▸ **Directions**:
Go over the listing below line by line and tally those containing "rain". Give only the tally.

-- Opening Marker --

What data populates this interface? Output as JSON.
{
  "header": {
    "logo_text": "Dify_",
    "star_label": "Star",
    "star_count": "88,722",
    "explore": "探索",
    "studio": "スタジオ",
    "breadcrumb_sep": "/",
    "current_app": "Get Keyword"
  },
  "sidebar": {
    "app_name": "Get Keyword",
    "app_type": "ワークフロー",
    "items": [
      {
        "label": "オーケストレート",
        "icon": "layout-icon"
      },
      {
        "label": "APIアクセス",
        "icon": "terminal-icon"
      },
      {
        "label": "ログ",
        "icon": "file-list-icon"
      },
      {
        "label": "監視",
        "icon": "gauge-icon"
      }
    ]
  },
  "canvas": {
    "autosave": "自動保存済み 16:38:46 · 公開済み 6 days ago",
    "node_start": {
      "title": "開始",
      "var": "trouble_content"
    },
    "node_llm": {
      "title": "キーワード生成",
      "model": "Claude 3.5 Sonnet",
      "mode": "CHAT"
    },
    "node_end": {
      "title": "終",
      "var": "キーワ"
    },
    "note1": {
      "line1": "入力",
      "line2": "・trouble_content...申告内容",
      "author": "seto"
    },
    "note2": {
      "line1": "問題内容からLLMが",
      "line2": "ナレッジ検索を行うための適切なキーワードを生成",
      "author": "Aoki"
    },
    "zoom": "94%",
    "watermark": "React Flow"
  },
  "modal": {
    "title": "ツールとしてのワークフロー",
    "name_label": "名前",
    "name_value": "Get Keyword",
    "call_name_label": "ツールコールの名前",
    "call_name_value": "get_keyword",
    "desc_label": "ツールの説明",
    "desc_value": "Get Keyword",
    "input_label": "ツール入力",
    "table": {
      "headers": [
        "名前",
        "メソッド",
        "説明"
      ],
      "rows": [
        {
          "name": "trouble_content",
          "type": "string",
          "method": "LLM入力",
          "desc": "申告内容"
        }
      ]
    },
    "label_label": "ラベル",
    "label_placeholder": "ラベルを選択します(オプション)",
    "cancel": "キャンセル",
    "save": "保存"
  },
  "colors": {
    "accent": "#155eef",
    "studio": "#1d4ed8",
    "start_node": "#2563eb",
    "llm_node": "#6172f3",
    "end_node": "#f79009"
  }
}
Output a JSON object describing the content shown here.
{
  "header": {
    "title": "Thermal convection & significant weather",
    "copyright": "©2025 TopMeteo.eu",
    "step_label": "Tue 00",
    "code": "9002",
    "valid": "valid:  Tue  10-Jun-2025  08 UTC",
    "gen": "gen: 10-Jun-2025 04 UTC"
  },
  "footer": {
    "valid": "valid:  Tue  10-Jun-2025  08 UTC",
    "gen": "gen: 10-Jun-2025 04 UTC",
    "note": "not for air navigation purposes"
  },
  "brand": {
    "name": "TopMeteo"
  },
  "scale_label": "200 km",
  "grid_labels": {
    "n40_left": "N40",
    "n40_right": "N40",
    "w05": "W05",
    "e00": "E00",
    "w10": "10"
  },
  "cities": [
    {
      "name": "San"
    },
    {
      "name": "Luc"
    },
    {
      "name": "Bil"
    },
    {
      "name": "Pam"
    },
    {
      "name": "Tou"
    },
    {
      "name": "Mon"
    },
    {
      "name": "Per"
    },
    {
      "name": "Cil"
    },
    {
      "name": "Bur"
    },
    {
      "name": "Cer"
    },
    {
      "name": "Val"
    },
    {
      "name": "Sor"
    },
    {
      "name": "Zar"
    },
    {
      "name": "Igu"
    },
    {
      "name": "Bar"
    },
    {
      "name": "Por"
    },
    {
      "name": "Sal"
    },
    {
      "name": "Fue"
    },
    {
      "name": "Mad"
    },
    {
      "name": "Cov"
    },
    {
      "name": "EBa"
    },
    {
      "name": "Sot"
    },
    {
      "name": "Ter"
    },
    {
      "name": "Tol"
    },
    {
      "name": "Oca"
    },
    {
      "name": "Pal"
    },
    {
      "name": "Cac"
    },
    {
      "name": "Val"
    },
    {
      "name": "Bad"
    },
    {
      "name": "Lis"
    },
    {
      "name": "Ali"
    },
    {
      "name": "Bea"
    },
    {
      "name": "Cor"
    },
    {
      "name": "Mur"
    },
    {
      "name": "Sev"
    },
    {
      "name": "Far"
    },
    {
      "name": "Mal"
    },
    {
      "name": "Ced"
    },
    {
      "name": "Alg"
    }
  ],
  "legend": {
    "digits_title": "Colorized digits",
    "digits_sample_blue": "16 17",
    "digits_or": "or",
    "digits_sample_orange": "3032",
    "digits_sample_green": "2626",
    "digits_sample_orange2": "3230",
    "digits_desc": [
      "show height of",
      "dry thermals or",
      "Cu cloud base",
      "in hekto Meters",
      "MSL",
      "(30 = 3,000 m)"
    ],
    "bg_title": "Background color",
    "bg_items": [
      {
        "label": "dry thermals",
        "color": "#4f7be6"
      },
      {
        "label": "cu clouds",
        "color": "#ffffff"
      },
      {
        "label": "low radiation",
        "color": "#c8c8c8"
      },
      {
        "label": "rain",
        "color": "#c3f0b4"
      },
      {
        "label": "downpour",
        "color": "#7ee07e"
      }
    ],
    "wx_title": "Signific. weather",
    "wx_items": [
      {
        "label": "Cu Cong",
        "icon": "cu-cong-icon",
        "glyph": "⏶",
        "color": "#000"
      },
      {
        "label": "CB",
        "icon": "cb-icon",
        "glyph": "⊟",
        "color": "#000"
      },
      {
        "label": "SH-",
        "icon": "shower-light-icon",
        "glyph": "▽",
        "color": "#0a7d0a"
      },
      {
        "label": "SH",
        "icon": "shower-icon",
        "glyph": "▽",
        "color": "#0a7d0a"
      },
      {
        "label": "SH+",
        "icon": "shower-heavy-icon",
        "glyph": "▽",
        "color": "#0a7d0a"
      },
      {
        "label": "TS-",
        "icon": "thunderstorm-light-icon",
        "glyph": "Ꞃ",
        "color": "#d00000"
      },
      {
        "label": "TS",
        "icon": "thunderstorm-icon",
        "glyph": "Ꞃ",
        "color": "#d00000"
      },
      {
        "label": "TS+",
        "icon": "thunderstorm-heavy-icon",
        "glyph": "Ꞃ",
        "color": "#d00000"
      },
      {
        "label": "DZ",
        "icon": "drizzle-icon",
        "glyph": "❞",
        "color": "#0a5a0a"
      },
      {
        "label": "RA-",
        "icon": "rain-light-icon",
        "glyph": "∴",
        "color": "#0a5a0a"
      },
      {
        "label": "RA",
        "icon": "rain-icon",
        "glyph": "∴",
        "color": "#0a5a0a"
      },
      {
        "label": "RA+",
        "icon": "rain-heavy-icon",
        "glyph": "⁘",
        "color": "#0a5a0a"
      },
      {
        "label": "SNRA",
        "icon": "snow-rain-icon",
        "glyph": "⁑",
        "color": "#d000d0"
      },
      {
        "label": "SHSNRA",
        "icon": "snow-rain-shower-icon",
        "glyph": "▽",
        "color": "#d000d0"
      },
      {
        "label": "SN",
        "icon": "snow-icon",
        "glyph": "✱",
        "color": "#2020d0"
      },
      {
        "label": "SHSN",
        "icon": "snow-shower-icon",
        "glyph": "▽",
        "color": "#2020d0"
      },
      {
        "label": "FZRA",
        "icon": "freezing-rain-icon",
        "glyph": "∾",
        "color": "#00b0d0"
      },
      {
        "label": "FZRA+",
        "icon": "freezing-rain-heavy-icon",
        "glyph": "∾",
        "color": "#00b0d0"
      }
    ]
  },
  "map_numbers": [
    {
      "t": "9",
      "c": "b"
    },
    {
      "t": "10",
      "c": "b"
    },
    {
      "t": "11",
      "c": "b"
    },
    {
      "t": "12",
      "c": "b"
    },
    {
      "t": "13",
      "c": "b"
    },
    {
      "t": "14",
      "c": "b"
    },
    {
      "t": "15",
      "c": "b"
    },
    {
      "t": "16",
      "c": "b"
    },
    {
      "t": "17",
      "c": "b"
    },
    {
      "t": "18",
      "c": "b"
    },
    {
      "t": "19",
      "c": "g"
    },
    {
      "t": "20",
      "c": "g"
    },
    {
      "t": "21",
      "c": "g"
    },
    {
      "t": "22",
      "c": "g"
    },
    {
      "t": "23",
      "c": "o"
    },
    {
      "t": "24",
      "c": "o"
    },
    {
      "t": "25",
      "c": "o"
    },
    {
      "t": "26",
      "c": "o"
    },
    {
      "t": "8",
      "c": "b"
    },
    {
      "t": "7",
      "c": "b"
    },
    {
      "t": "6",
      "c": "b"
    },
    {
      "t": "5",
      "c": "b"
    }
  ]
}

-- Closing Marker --

▸ **Output of the task**:
8